OBJECTIVE: To investigate the effects of different coffee amounts on dietary intake and appetite feelings in normal-weight and overweight/obese individuals.
DESIGN AND METHODS: Thirty-three volunteers (16 normal-weight, 17 overweight/obese) participated in three trials: they consumed a standard breakfast along with 200 ml of either coffee with 3 or 6 mg caffeine/kg body weight (Coffee 3 and Coffee 6, respectively), or water. At fasting and at standard time points for the 3 h following breakfast/drink consumption participants recorded their appetite feelings on visual analogue scales. At 180 min, participants consumed an ad libitum meal and the next day they recalled their food intake during the experimental day.
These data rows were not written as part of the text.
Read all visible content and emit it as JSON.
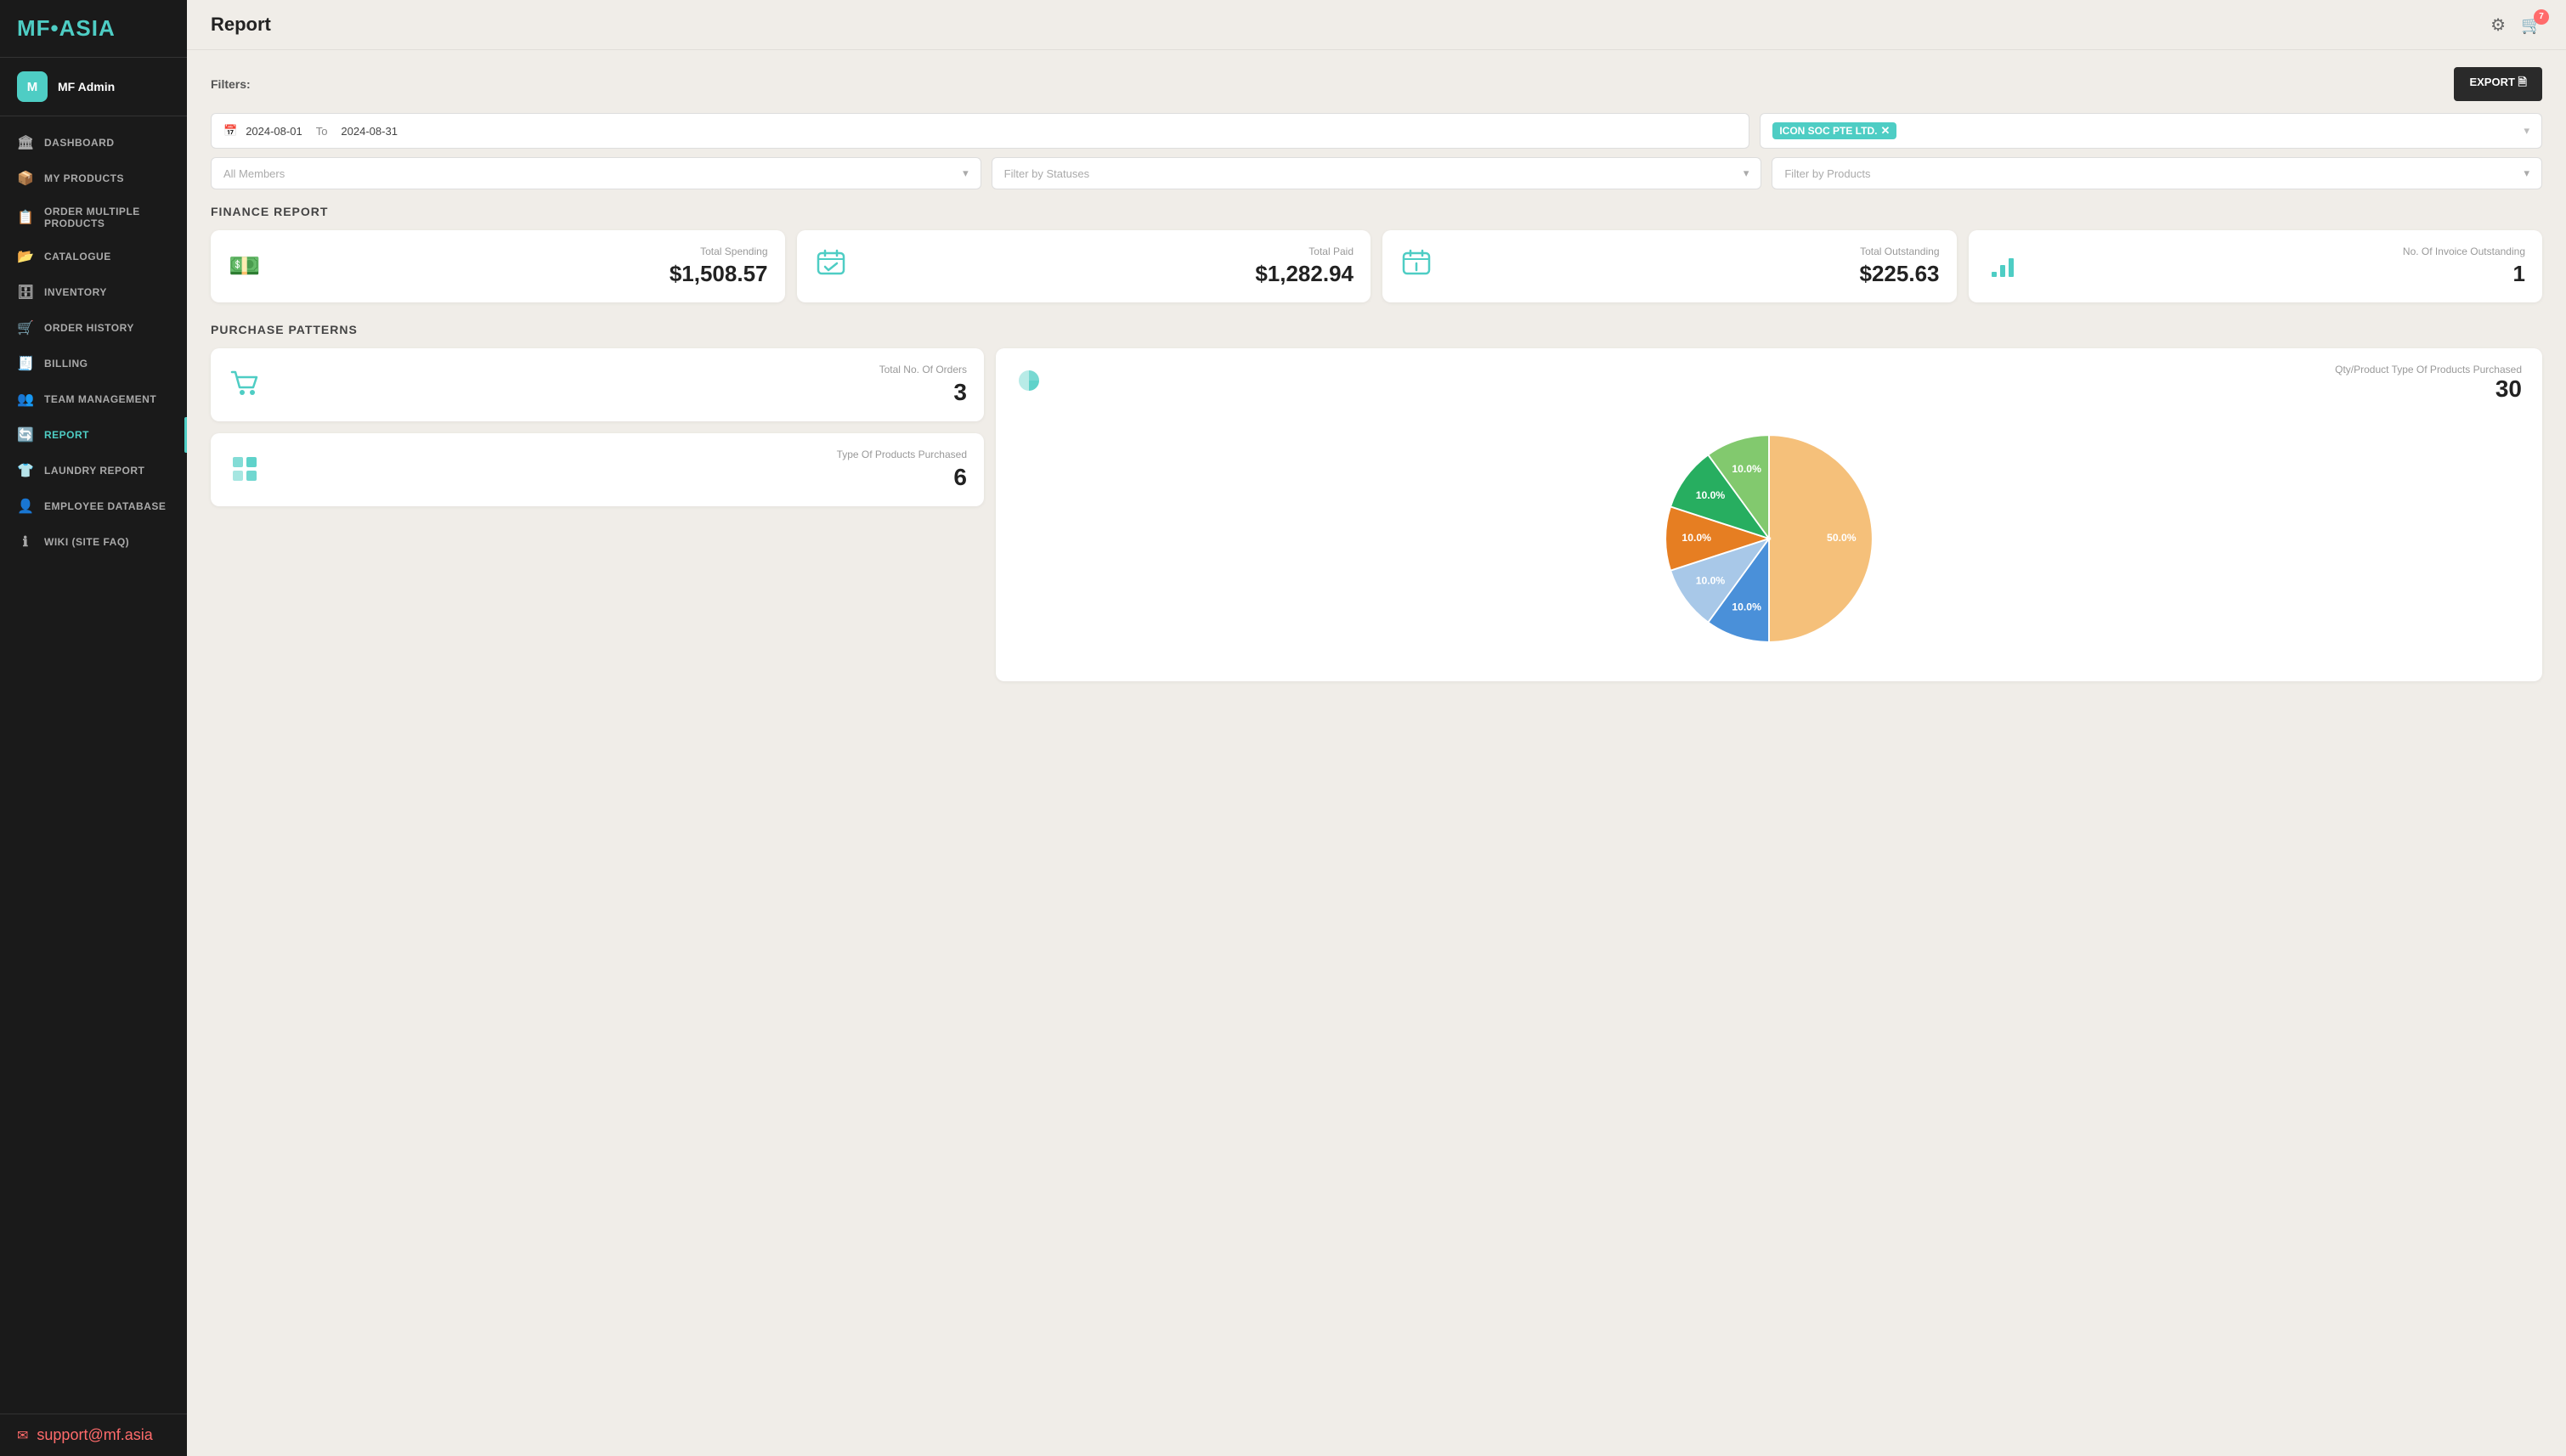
{
  "app": {
    "logo": "MF•ASIA",
    "logo_dot_color": "#4ecdc4"
  },
  "user": {
    "initials": "M",
    "name": "MF Admin"
  },
  "nav": {
    "items": [
      {
        "id": "dashboard",
        "label": "DASHBOARD",
        "icon": "🏛"
      },
      {
        "id": "my-products",
        "label": "MY PRODUCTS",
        "icon": "📦"
      },
      {
        "id": "order-multiple",
        "label": "ORDER MULTIPLE PRODUCTS",
        "icon": "📋"
      },
      {
        "id": "catalogue",
        "label": "CATALOGUE",
        "icon": "📂"
      },
      {
        "id": "inventory",
        "label": "INVENTORY",
        "icon": "🗄"
      },
      {
        "id": "order-history",
        "label": "ORDER HISTORY",
        "icon": "🛒"
      },
      {
        "id": "billing",
        "label": "BILLING",
        "icon": "🧾"
      },
      {
        "id": "team-management",
        "label": "TEAM MANAGEMENT",
        "icon": "👥"
      },
      {
        "id": "report",
        "label": "REPORT",
        "icon": "🔄",
        "active": true
      },
      {
        "id": "laundry-report",
        "label": "LAUNDRY REPORT",
        "icon": "👕"
      },
      {
        "id": "employee-database",
        "label": "EMPLOYEE DATABASE",
        "icon": "👤"
      },
      {
        "id": "wiki",
        "label": "WIKI (SITE FAQ)",
        "icon": "ℹ"
      }
    ]
  },
  "footer": {
    "email": "support@mf.asia"
  },
  "topbar": {
    "title": "Report",
    "cart_count": "7"
  },
  "filters": {
    "label": "Filters:",
    "date_from": "2024-08-01",
    "date_to": "2024-08-31",
    "date_sep": "To",
    "company_tag": "ICON SOC PTE LTD.",
    "members_placeholder": "All Members",
    "statuses_placeholder": "Filter by Statuses",
    "products_placeholder": "Filter by Products",
    "export_label": "EXPORT 🗎"
  },
  "finance": {
    "title": "FINANCE REPORT",
    "cards": [
      {
        "label": "Total Spending",
        "value": "$1,508.57",
        "icon": "💵"
      },
      {
        "label": "Total Paid",
        "value": "$1,282.94",
        "icon": "✅"
      },
      {
        "label": "Total Outstanding",
        "value": "$225.63",
        "icon": "📅"
      },
      {
        "label": "No. Of Invoice Outstanding",
        "value": "1",
        "icon": "📊"
      }
    ]
  },
  "purchase_patterns": {
    "title": "PURCHASE PATTERNS",
    "orders_label": "Total No. Of Orders",
    "orders_value": "3",
    "products_type_label": "Type Of Products Purchased",
    "products_type_value": "6",
    "pie_title": "Qty/Product Type Of Products Purchased",
    "pie_total": "30",
    "pie_icon": "🥧",
    "pie_segments": [
      {
        "label": "50.0%",
        "value": 50,
        "color": "#f5c07a"
      },
      {
        "label": "10.0%",
        "value": 10,
        "color": "#4a90d9"
      },
      {
        "label": "10.0%",
        "value": 10,
        "color": "#a8c8e8"
      },
      {
        "label": "10.0%",
        "value": 10,
        "color": "#e67e22"
      },
      {
        "label": "10.0%",
        "value": 10,
        "color": "#27ae60"
      },
      {
        "label": "10.0%",
        "value": 10,
        "color": "#82c96e"
      }
    ]
  }
}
RESULTS: A significant intervention effect was found for the energy intake of the ad libitum meal (P = 0.05) and of the whole day (P = 0.02) only in overweight/obese individuals. Specifically, Coffee 6 resulted in a reduced energy intake during the ad libitum meal compared to Coffee 3 (P = 0.03) and in the total day compared to both water (P = 0.04) and Coffee 3 (P = 0.008). No effect was observed for the appetite feelings.
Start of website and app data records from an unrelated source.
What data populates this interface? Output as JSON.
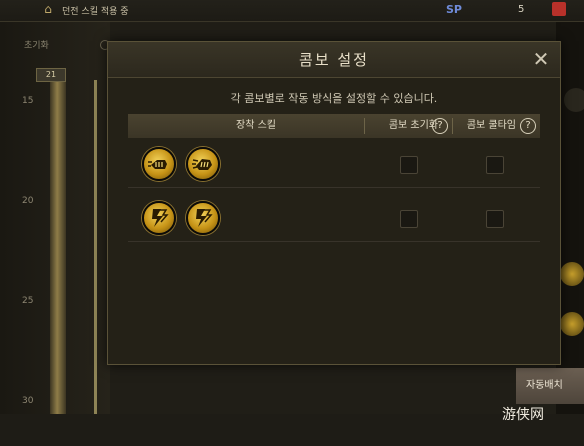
{
  "background": {
    "top_text": "던전 스킬 적용 중",
    "sp_label": "SP",
    "sp_value": "5",
    "init_label": "초기화",
    "track_top": "21",
    "level_numbers": [
      "15",
      "20",
      "25",
      "30"
    ],
    "auto_button": "자동배치",
    "watermark": "游侠网"
  },
  "modal": {
    "title": "콤보 설정",
    "description": "각 콤보별로 작동 방식을 설정할 수 있습니다.",
    "columns": {
      "skill": "장착 스킬",
      "reset": "콤보 초기화",
      "cooltime": "콤보 쿨타임"
    },
    "help_glyph": "?",
    "close_glyph": "✕",
    "combos": [
      {
        "icons": [
          "fist-strike-icon",
          "fist-strike-icon"
        ],
        "reset": false,
        "cooltime": false
      },
      {
        "icons": [
          "lightning-slash-icon",
          "lightning-slash-icon"
        ],
        "reset": false,
        "cooltime": false
      }
    ]
  }
}
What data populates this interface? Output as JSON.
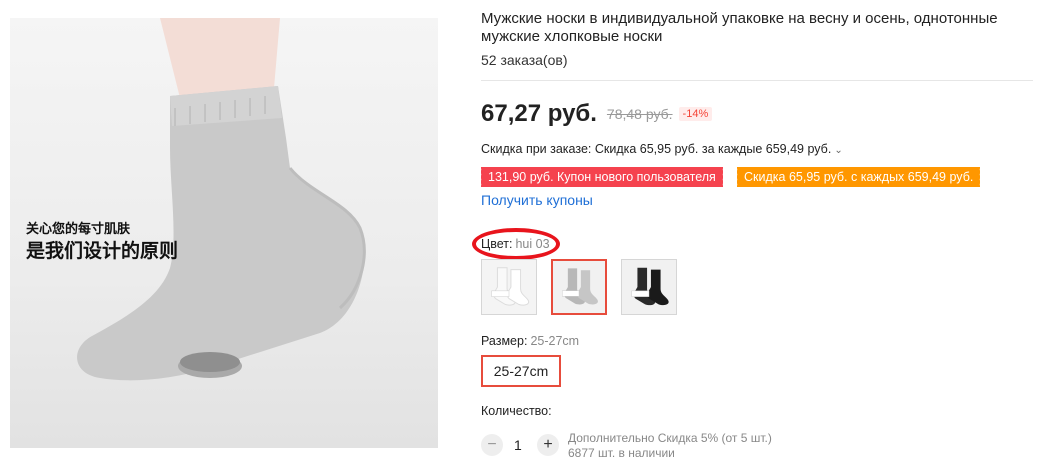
{
  "product": {
    "image_text_line1": "关心您的每寸肌肤",
    "image_text_line2": "是我们设计的原则",
    "title": "Мужские носки в индивидуальной упаковке на весну и осень, однотонные мужские хлопковые носки",
    "orders": "52 заказа(ов)"
  },
  "price": {
    "current": "67,27 руб.",
    "old": "78,48 руб.",
    "discount": "-14%",
    "order_discount": "Скидка при заказе: Скидка 65,95 руб. за каждые 659,49 руб.",
    "order_discount_icon": "chevron-down-icon"
  },
  "coupons": {
    "new_user": "131,90 руб. Купон нового пользователя",
    "store": "Скидка 65,95 руб. с каждых 659,49 руб.",
    "get_link": "Получить купоны",
    "colors": {
      "red": "#f5424e",
      "orange": "#ff9700",
      "link": "#1f6fd6"
    }
  },
  "color": {
    "label": "Цвет:",
    "value": "hui 03",
    "swatches": [
      "white-socks",
      "gray-socks",
      "black-socks"
    ],
    "selected_index": 1,
    "annotation_color": "#e8141c"
  },
  "size": {
    "label": "Размер:",
    "value": "25-27cm",
    "options": [
      "25-27cm"
    ]
  },
  "quantity": {
    "label": "Количество:",
    "minus": "−",
    "plus": "+",
    "value": "1",
    "bulk_discount": "Дополнительно Скидка 5% (от 5 шт.)",
    "stock": "6877 шт. в наличии"
  }
}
CONCLUSIONS: A moderate coffee amount can effectively reduce energy intake in the following meal and in the total day compared to lower or no coffee intake in overweight/obese participants.
Bibliographical noteCopyright © 2013 The Obesity Society.
- Appetite/drug effects
- Body Mass Index
- Body Weight
- Caffeine/administration & dosage
- Cross-Over Studies
- Energy Intake
- Motor Activity
- Young Adult